To quote Clement, it is doubtful that any ballplayer would say to an attractive woman umpire “you color-blind, pickled-brained, cross-eyed idiot, if you don’t stop throwing the soup into me I’ll distribute your features all over your countenance!”
Clement was always treated very well by the players and when they had an issue with a call, they brought it up in a respectful fashion. This plays on notions of gender roles that were prevalent during the early 1900s, the idea being that society’s perception of young ladies as genteel and fragile would prevent women umpires from being accosted. Clement essentially utilized conservative ideas of womanhood to her advantage on the field, gaining credibility through the players’ treatment of her.
Her career is also representative of how women’s athleticism was becoming acceptable as the 20th century moved away from Victorian era constrictions.

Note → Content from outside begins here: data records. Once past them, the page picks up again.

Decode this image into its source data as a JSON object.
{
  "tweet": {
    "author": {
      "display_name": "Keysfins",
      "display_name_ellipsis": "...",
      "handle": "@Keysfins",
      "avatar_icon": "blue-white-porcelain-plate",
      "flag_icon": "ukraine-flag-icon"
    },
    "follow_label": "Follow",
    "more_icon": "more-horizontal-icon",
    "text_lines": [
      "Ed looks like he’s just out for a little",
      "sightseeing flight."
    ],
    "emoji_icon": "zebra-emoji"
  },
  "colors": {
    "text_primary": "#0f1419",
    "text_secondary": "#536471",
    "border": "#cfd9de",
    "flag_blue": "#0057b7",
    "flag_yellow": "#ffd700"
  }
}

This allowed Clement to understand her occupation as one that fit entirely within the construct of womanhood and was not unfeminine, though historical perspective reveals how being a woman umpire still fundamentally challenged traditional expectations for women.
Rather than accept one of the many marriage proposals she got from ballplayers, Clement pursued a career in physical education following her umpire days as a husband would have ended any professional aspirations, further demonstrating how Clement created opportunities for herself outside of the established norm.
And while Clement’s advice to have women officiate every baseball game has not been taken up by the major leagues, baseball was still forever changed by the presence of this particular umpire – as documented by a baseball now part of the Hall of Fame collection – used in a series of 1908 games umpired by Clement.
Her career and fame prove that women have participated in baseball throughout its history and that people not only accepted their involvement at times but were thrilled to witness it.
Patricia Singletary was a public programming intern in the Hall of Fame’s Frank and Peggy Steele Internship Program for Youth Leadership Development